- **TO DO**: Check each line of the entries for the string "Здравствуйте". Report only how many lines have it.

- **GIVEN ENTRIES**:
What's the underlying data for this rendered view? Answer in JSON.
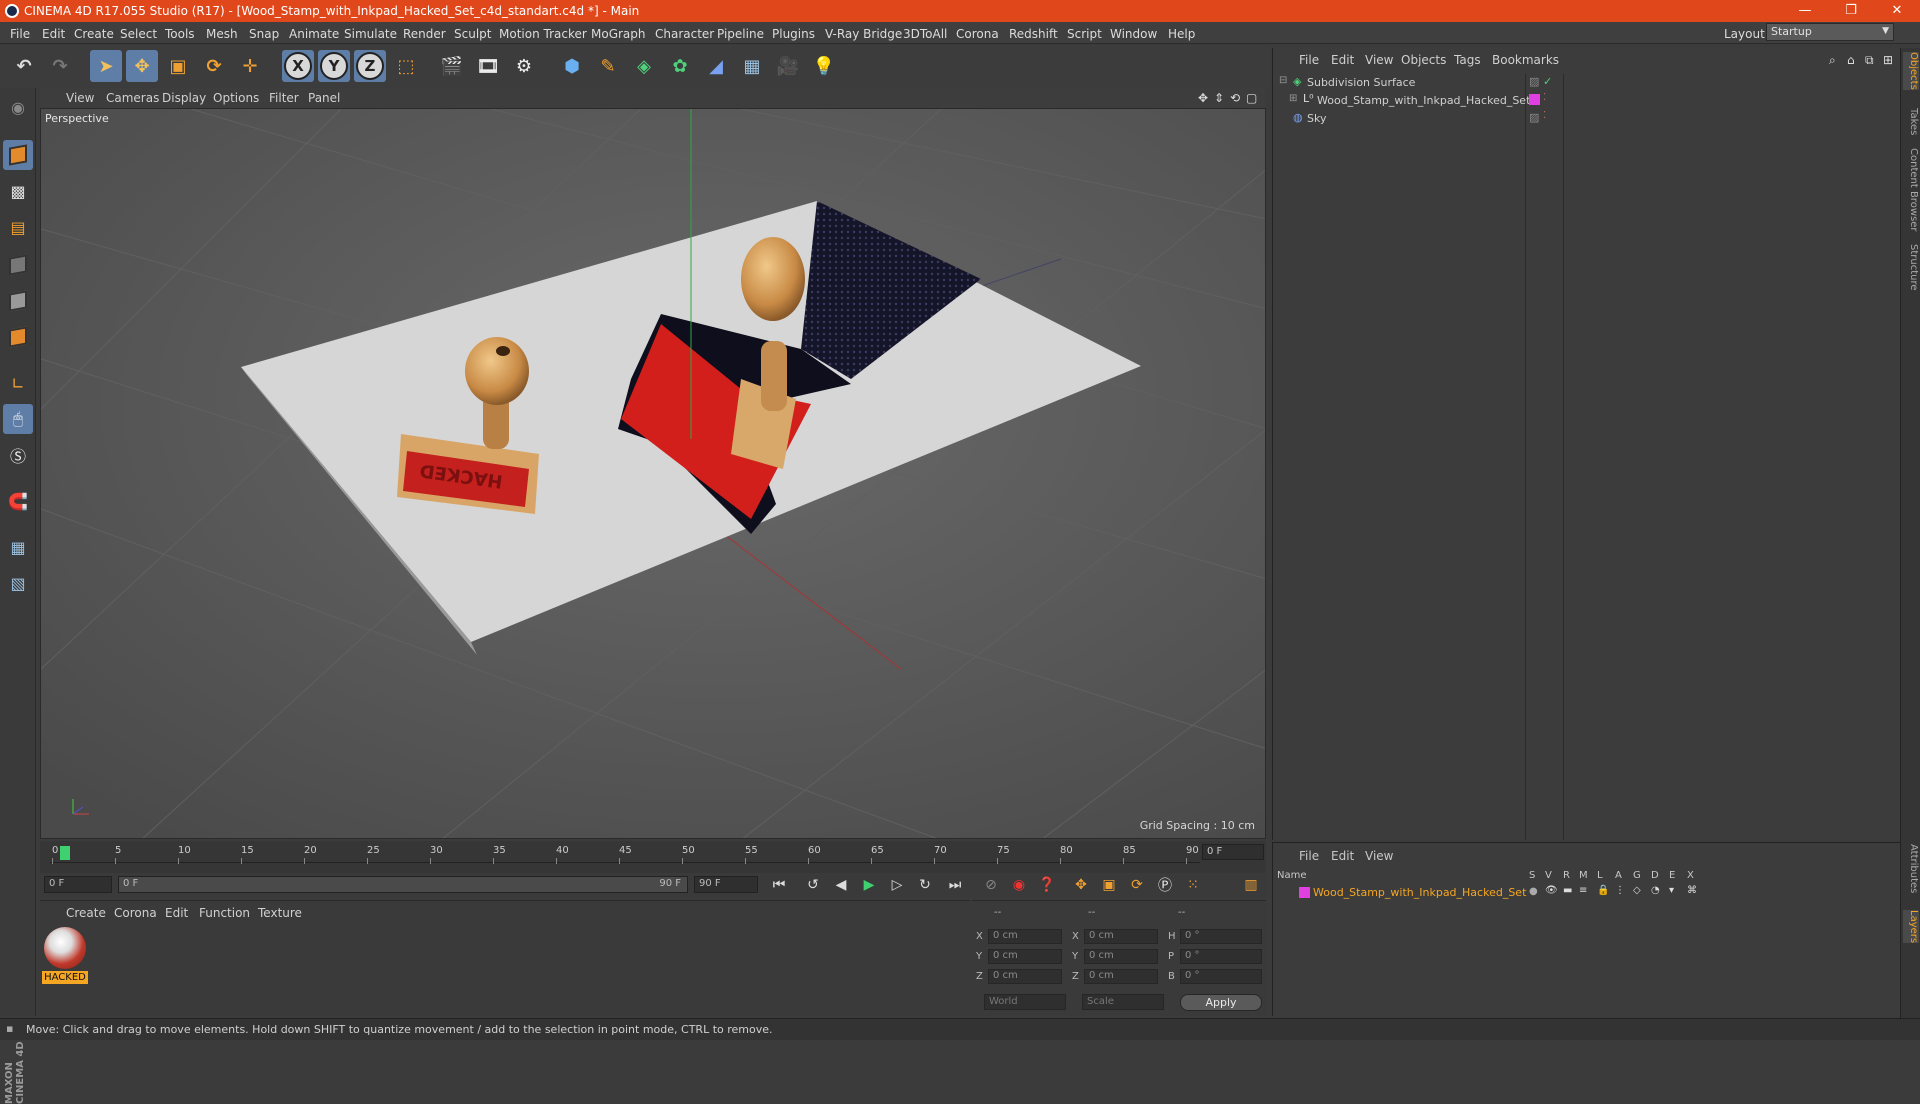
{
  "window": {
    "title": "CINEMA 4D R17.055 Studio (R17) - [Wood_Stamp_with_Inkpad_Hacked_Set_c4d_standart.c4d *] - Main",
    "minimize": "—",
    "restore": "❐",
    "close": "✕"
  },
  "menu": {
    "items": [
      "File",
      "Edit",
      "Create",
      "Select",
      "Tools",
      "Mesh",
      "Snap",
      "Animate",
      "Simulate",
      "Render",
      "Sculpt",
      "Motion Tracker",
      "MoGraph",
      "Character",
      "Pipeline",
      "Plugins",
      "V-Ray Bridge",
      "3DToAll",
      "Corona",
      "Redshift",
      "Script",
      "Window",
      "Help"
    ],
    "layout_label": "Layout:",
    "layout_value": "Startup"
  },
  "toolbar": {
    "x_label": "X",
    "y_label": "Y",
    "z_label": "Z"
  },
  "viewport": {
    "menu": [
      "View",
      "Cameras",
      "Display",
      "Options",
      "Filter",
      "Panel"
    ],
    "label": "Perspective",
    "grid_spacing": "Grid Spacing : 10 cm",
    "stamp_text": "HACKED"
  },
  "timeline": {
    "ticks": [
      "0",
      "5",
      "10",
      "15",
      "20",
      "25",
      "30",
      "35",
      "40",
      "45",
      "50",
      "55",
      "60",
      "65",
      "70",
      "75",
      "80",
      "85",
      "90"
    ],
    "current_frame": "0 F",
    "start_field": "0 F",
    "range_start": "0 F",
    "range_end": "90 F",
    "end_field": "90 F"
  },
  "material": {
    "menu": [
      "Create",
      "Corona",
      "Edit",
      "Function",
      "Texture"
    ],
    "name": "HACKED"
  },
  "coordinates": {
    "header": [
      "--",
      "--",
      "--"
    ],
    "rows": [
      {
        "l1": "X",
        "v1": "0 cm",
        "l2": "X",
        "v2": "0 cm",
        "l3": "H",
        "v3": "0 °"
      },
      {
        "l1": "Y",
        "v1": "0 cm",
        "l2": "Y",
        "v2": "0 cm",
        "l3": "P",
        "v3": "0 °"
      },
      {
        "l1": "Z",
        "v1": "0 cm",
        "l2": "Z",
        "v2": "0 cm",
        "l3": "B",
        "v3": "0 °"
      }
    ],
    "world": "World",
    "scale": "Scale",
    "apply": "Apply"
  },
  "objects": {
    "menu": [
      "File",
      "Edit",
      "View",
      "Objects",
      "Tags",
      "Bookmarks"
    ],
    "items": [
      {
        "name": "Subdivision Surface"
      },
      {
        "name": "Wood_Stamp_with_Inkpad_Hacked_Set"
      },
      {
        "name": "Sky"
      }
    ]
  },
  "layers": {
    "menu": [
      "File",
      "Edit",
      "View"
    ],
    "columns": [
      "Name",
      "S",
      "V",
      "R",
      "M",
      "L",
      "A",
      "G",
      "D",
      "E",
      "X"
    ],
    "row_name": "Wood_Stamp_with_Inkpad_Hacked_Set"
  },
  "right_tabs": [
    "Objects",
    "Takes",
    "Content Browser",
    "Structure",
    "Attributes",
    "Layers"
  ],
  "status": "Move: Click and drag to move elements. Hold down SHIFT to quantize movement / add to the selection in point mode, CTRL to remove.",
  "branding": "MAXON CINEMA 4D",
  "colors": {
    "titlebar": "#e0471a",
    "accent": "#f5a623",
    "selection": "#5e7ea8",
    "layer_color": "#e040e0"
  }
}
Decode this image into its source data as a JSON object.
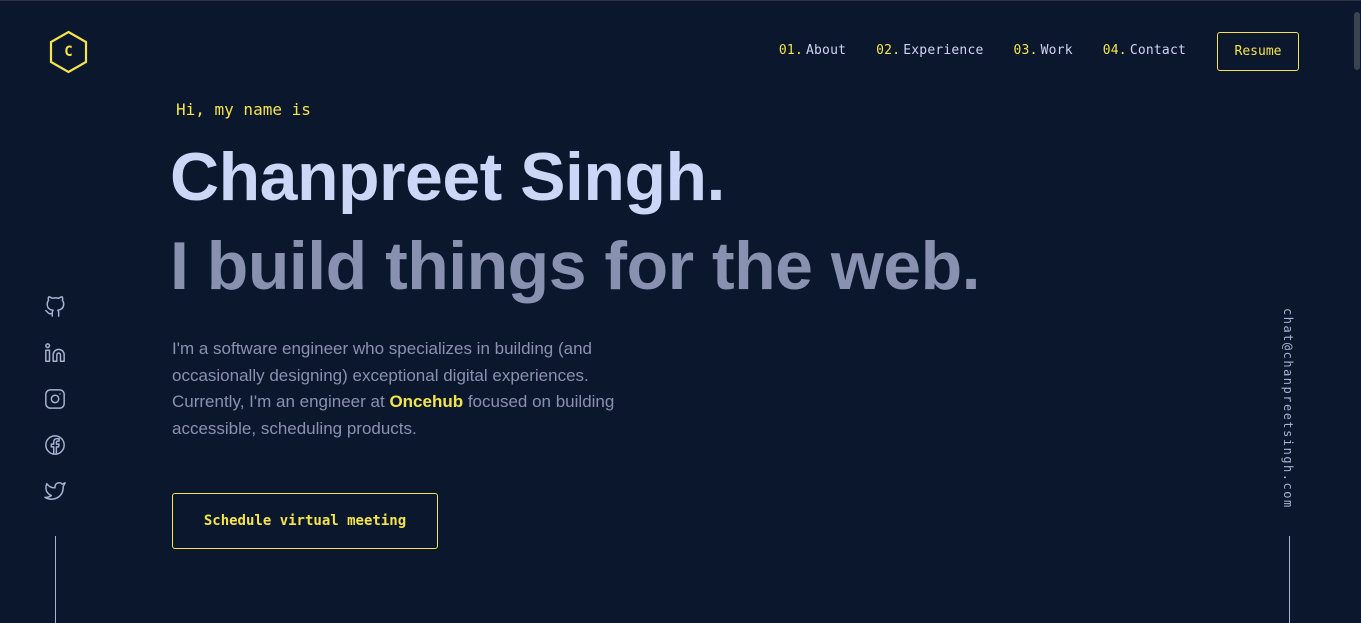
{
  "brand": {
    "logo_letter": "C",
    "accent": "#f5e44b",
    "background": "#0b172d"
  },
  "nav": {
    "items": [
      {
        "num": "01.",
        "label": "About"
      },
      {
        "num": "02.",
        "label": "Experience"
      },
      {
        "num": "03.",
        "label": "Work"
      },
      {
        "num": "04.",
        "label": "Contact"
      }
    ],
    "resume_label": "Resume"
  },
  "hero": {
    "greeting": "Hi, my name is",
    "name": "Chanpreet Singh.",
    "tagline": "I build things for the web.",
    "bio_before": "I'm a software engineer who specializes in building (and occasionally designing) exceptional digital experiences. Currently, I'm an engineer at ",
    "bio_link": "Oncehub",
    "bio_after": " focused on building accessible, scheduling products.",
    "cta_label": "Schedule virtual meeting"
  },
  "socials": [
    "github-icon",
    "linkedin-icon",
    "instagram-icon",
    "facebook-icon",
    "twitter-icon"
  ],
  "email": "chat@chanpreetsingh.com"
}
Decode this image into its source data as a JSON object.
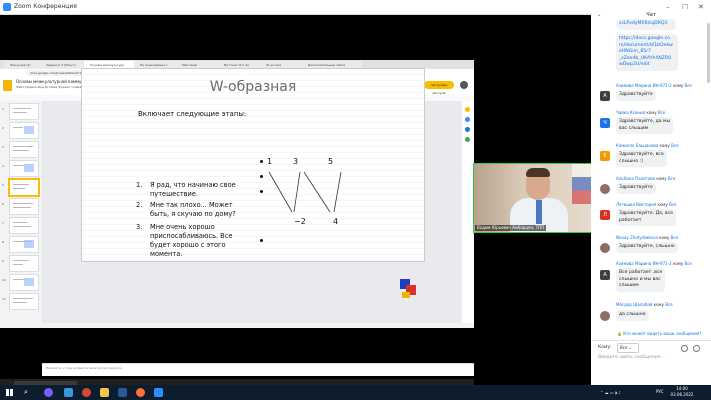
{
  "window": {
    "title": "Zoom Конференция",
    "controls": [
      "–",
      "□",
      "✕"
    ]
  },
  "browser": {
    "tabs": [
      "Фокусная (2)",
      "Задачи и 3 (Мое С)",
      "Основы межкультурн",
      "Не подходящие с",
      "Мои прав",
      "Ве Точно Я С Ан",
      "Зк ки пре",
      "Дополнительные образ"
    ],
    "url": "docs.google.com/presentation/d/1xOsnovy-mezhkulturnoy-kommunikatsii/edit#slide=id.p5"
  },
  "slides_app": {
    "doc_title": "Основы межкультурной коммуникации (ФГ2)",
    "menu": "Файл  Правка  Вид  Вставка  Формат  Слайд  Объект  Инструменты  Дополнения  Справка  Последние изменения: 30 минут назад",
    "present_label": "Слайд-шоу",
    "share_label": "Настройки доступа",
    "notes_placeholder": "Нажмите, чтобы добавить заметки докладчика"
  },
  "slide": {
    "title": "W-образная",
    "intro": "Включает следующие этапы:",
    "items": [
      {
        "num": "1.",
        "text_lines": [
          "Я рад, что начинаю свое",
          "путешествие."
        ]
      },
      {
        "num": "2.",
        "text_lines": [
          "Мне так плохо... Может",
          "быть, я скучаю по дому?"
        ]
      },
      {
        "num": "3.",
        "text_lines": [
          "Мне очень хорошо",
          "приспосабливаюсь. Все",
          "будет хорошо с этого",
          "момента."
        ]
      }
    ],
    "w_labels": {
      "p1": "1",
      "p3": "3",
      "p5": "5",
      "p2": "2",
      "p4": "4"
    }
  },
  "video": {
    "participant_name": "Вадим Юрьевич Амбарцян, ТПП"
  },
  "chat": {
    "title": "Чат",
    "messages": [
      {
        "avatar_letter": "",
        "avatar_color": "#ffffff",
        "header": "",
        "sender": "",
        "to": "",
        "lines": [
          "ssLPxdyMX6lcqDRQ1"
        ]
      },
      {
        "avatar_letter": "",
        "avatar_color": "#ffffff",
        "header": "",
        "sender": "",
        "to": "",
        "lines": [
          "https://docs.google.co",
          "m/document/d/1bOekw",
          "eHNGim_85r7",
          "_sZeo4b_UKAYh4NZR0",
          "wDwp2U/edit"
        ]
      },
      {
        "avatar_letter": "А",
        "avatar_color": "#3c4043",
        "sender": "Азимова Мадина ИН-971-2",
        "to": "Все",
        "lines": [
          "Здравствуйте"
        ]
      },
      {
        "avatar_letter": "Ч",
        "avatar_color": "#1a73e8",
        "sender": "Чайка Ксения",
        "to": "Все",
        "lines": [
          "Здравствуйте, да мы",
          "вас слышим"
        ]
      },
      {
        "avatar_letter": "Е",
        "avatar_color": "#f29900",
        "sender": "Камилла Ельцанова",
        "to": "Все",
        "lines": [
          "Здравствуйте, все",
          "слышно :)"
        ]
      },
      {
        "avatar_letter": "",
        "avatar_color": "#8d6e63",
        "sender": "Альбина Полатова",
        "to": "Все",
        "lines": [
          "Здравствуйте"
        ]
      },
      {
        "avatar_letter": "Л",
        "avatar_color": "#d93025",
        "sender": "Летишко Виктория",
        "to": "Все",
        "lines": [
          "Здравствуйте. Да, все",
          "работает"
        ]
      },
      {
        "avatar_letter": "",
        "avatar_color": "#8d6e63",
        "sender": "Nonay Zhetyrbekova",
        "to": "Все",
        "lines": [
          "Здравствуйте, слышно"
        ]
      },
      {
        "avatar_letter": "А",
        "avatar_color": "#3c4043",
        "sender": "Азимова Мадина ИН-971-2",
        "to": "Все",
        "lines": [
          "Все работает ,все",
          "слышно и мы вас",
          "слышим"
        ]
      },
      {
        "avatar_letter": "",
        "avatar_color": "#8d6e63",
        "sender": "Мёсдар Шалабай",
        "to": "Все",
        "lines": [
          "да слышно"
        ]
      }
    ],
    "who_can_see": "Кто может видеть ваши сообщения?",
    "to_label": "Кому:",
    "to_value": "Все",
    "input_placeholder": "Введите здесь сообщение..."
  },
  "taskbar": {
    "time": "14:00",
    "date": "03.06.2022",
    "lang": "РУС"
  }
}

- **WRITTEN REPLY**: 6